“The one who is established in self, who has balanced doshas, balanced agni, properly formed dhatus, proper elimination of malas, properly functioning bodily processes, and whose mind, soul and senses are quiet and content is called a healthy person.“
Ayurveda literally means the science of life. It is an ancient healing science that originated in India over 5000 years ago. To be extremely basic, Ayurveda teaches us how to correct disturbances in the body through eating a seasonal diet, performing cleansing and rejuvenation treatments, getting exercise and practicing mindfulness all appropriate for your individual constitution.
The body and mind are controlled by the Doshas aka Vata, Pitta and Kapha. The Doshas are made up of the elements of Ether, Air, Fire, Water and Earth. Vata is the combination of Ether and Air which is the energy of movement. Pitta is the combination of Fire and Water which are important for digestion and metabolism. Kapha is Water and Earth, which give the body stability and strength.

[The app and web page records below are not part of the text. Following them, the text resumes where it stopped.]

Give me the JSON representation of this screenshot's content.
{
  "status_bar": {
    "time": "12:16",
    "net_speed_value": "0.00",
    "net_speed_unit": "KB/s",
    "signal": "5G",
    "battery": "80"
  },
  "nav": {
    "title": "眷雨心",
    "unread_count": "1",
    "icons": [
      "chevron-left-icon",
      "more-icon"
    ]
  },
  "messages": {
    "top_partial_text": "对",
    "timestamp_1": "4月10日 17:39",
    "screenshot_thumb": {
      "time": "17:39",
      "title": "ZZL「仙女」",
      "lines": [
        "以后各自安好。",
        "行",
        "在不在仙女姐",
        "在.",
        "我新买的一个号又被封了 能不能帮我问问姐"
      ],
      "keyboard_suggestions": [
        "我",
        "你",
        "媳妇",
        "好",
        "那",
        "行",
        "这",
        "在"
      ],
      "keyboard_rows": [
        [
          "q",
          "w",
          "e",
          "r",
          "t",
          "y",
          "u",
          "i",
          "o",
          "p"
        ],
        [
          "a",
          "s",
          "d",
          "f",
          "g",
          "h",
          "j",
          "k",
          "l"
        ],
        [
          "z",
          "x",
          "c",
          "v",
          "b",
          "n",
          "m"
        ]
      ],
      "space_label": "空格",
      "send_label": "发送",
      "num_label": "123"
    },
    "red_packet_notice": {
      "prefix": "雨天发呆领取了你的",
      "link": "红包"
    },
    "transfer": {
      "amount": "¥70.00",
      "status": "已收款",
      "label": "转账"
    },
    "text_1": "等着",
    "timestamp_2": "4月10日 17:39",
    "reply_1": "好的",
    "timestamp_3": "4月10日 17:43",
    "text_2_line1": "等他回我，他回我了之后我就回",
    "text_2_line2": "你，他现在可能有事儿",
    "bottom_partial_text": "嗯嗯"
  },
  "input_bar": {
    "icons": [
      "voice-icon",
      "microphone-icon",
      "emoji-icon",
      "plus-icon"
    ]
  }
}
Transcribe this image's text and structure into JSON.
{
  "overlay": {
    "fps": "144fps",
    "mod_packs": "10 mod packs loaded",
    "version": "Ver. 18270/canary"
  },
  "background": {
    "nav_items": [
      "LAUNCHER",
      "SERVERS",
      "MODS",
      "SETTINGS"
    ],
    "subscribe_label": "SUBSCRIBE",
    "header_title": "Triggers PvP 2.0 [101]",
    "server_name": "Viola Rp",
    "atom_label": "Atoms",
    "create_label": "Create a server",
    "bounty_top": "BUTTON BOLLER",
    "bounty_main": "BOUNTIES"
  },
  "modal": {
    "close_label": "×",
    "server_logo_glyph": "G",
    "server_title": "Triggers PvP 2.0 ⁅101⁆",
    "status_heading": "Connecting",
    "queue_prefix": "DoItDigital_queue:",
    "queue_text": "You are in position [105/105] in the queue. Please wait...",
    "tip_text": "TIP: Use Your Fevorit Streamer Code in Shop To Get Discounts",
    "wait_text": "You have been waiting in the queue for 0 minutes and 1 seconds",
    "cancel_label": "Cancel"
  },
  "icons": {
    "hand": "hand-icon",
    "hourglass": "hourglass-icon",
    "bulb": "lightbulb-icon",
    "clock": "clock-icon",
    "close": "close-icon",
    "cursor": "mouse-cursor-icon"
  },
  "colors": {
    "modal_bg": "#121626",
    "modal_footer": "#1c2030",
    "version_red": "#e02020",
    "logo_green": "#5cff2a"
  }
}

Agni is our digestive fire to transform both food and information into energy. If we are lacking in appetite or feel that we are mentally cloudy, we need to work on our Agni through the use of herbs, the type of food that we eat and breathing exercises.
Dhatus are the tissues of the body and relate to plasma / lymph, red blood cells, muscle tissue, adipose tissue, bones, bone marrow, nervous tissue, connective tissue, reproductive tissue. The tissues of the body are created from the foods we eat. We have the ability to create healthy or weak tissue depending on the foods we eat and our mental state while eating. Poor quality food will create deficient tissue which is more likely to create a defective space within the body for disease to move in.
Malas are the waste products of the body – feces, urine and sweat
To maintain or correct health, daily routines known as Dinacharya (deena-char-e-ah) and seasonal routines known as Ritucharya (rit-u-char-e-ah) should be performed to both the body and the mind. Daily routines include proper rest, eating seasonally, performing exercise, and practicing mindfulness.
From a western perspective, if we are not presenting symptoms of illness, we are healthy. There is no consideration of the state of the mind – is it calm? Or emotional state – is the person truly happy and content?
Eating healthy foods and not exercising, or living in a destructive environment can also lead to disease.
Take time to reconnect to your body ~ mind ~ spirit to ensure that you are both physically and mentally healthy.